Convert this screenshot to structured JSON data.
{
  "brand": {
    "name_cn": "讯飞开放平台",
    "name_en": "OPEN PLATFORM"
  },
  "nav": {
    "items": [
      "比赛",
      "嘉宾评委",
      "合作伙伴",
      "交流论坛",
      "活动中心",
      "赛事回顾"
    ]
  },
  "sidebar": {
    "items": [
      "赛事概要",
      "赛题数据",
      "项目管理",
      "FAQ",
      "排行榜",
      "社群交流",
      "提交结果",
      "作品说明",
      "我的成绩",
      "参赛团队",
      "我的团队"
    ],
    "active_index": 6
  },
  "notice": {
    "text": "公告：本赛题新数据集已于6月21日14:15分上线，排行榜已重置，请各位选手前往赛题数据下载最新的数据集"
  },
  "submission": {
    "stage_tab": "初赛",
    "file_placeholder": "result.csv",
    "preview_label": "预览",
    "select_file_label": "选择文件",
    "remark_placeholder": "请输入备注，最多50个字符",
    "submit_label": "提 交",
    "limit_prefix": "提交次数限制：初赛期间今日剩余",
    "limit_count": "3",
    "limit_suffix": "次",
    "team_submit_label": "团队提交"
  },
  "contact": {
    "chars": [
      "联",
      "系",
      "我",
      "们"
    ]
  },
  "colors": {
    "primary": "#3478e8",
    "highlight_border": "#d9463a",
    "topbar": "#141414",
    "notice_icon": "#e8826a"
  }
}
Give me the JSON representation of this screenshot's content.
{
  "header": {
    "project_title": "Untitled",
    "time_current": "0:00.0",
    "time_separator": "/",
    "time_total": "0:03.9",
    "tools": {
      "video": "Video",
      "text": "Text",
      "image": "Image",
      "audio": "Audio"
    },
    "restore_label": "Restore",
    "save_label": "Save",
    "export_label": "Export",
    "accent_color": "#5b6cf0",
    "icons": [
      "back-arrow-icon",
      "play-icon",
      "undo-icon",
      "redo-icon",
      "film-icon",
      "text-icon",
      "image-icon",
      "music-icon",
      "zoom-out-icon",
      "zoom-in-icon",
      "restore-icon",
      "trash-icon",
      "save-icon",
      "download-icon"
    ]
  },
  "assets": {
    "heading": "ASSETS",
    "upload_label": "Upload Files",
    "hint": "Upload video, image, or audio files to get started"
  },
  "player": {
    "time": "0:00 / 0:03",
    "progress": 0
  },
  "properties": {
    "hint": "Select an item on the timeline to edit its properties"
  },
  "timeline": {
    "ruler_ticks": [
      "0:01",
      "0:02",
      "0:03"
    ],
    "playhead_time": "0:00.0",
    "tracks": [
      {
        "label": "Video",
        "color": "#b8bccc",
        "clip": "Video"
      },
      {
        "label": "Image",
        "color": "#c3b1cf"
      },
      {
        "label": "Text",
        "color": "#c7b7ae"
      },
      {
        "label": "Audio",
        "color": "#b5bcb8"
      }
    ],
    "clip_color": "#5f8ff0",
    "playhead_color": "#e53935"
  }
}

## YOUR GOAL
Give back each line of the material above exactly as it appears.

## RESPONSE TO THE EXERCISE
Convert this screenshot to structured JSON data.
{
  "brand": {
    "name_cn": "讯飞开放平台",
    "name_en": "OPEN PLATFORM"
  },
  "nav": {
    "items": [
      "比赛",
      "嘉宾评委",
      "合作伙伴",
      "交流论坛",
      "活动中心",
      "赛事回顾"
    ]
  },
  "sidebar": {
    "items": [
      "赛事概要",
      "赛题数据",
      "项目管理",
      "FAQ",
      "排行榜",
      "社群交流",
      "提交结果",
      "作品说明",
      "我的成绩",
      "参赛团队",
      "我的团队"
    ],
    "active_index": 6
  },
  "notice": {
    "text": "公告：本赛题新数据集已于6月21日14:15分上线，排行榜已重置，请各位选手前往赛题数据下载最新的数据集"
  },
  "submission": {
    "stage_tab": "初赛",
    "file_placeholder": "result.csv",
    "preview_label": "预览",
    "select_file_label": "选择文件",
    "remark_placeholder": "请输入备注，最多50个字符",
    "submit_label": "提 交",
    "limit_prefix": "提交次数限制：初赛期间今日剩余",
    "limit_count": "3",
    "limit_suffix": "次",
    "team_submit_label": "团队提交"
  },
  "contact": {
    "chars": [
      "联",
      "系",
      "我",
      "们"
    ]
  },
  "colors": {
    "primary": "#3478e8",
    "highlight_border": "#d9463a",
    "topbar": "#141414",
    "notice_icon": "#e8826a"
  }
}
Give me the JSON representation of this screenshot's content.
{
  "header": {
    "project_title": "Untitled",
    "time_current": "0:00.0",
    "time_separator": "/",
    "time_total": "0:03.9",
    "tools": {
      "video": "Video",
      "text": "Text",
      "image": "Image",
      "audio": "Audio"
    },
    "restore_label": "Restore",
    "save_label": "Save",
    "export_label": "Export",
    "accent_color": "#5b6cf0",
    "icons": [
      "back-arrow-icon",
      "play-icon",
      "undo-icon",
      "redo-icon",
      "film-icon",
      "text-icon",
      "image-icon",
      "music-icon",
      "zoom-out-icon",
      "zoom-in-icon",
      "restore-icon",
      "trash-icon",
      "save-icon",
      "download-icon"
    ]
  },
  "assets": {
    "heading": "ASSETS",
    "upload_label": "Upload Files",
    "hint": "Upload video, image, or audio files to get started"
  },
  "player": {
    "time": "0:00 / 0:03",
    "progress": 0
  },
  "properties": {
    "hint": "Select an item on the timeline to edit its properties"
  },
  "timeline": {
    "ruler_ticks": [
      "0:01",
      "0:02",
      "0:03"
    ],
    "playhead_time": "0:00.0",
    "tracks": [
      {
        "label": "Video",
        "color": "#b8bccc",
        "clip": "Video"
      },
      {
        "label": "Image",
        "color": "#c3b1cf"
      },
      {
        "label": "Text",
        "color": "#c7b7ae"
      },
      {
        "label": "Audio",
        "color": "#b5bcb8"
      }
    ],
    "clip_color": "#5f8ff0",
    "playhead_color": "#e53935"
  }
}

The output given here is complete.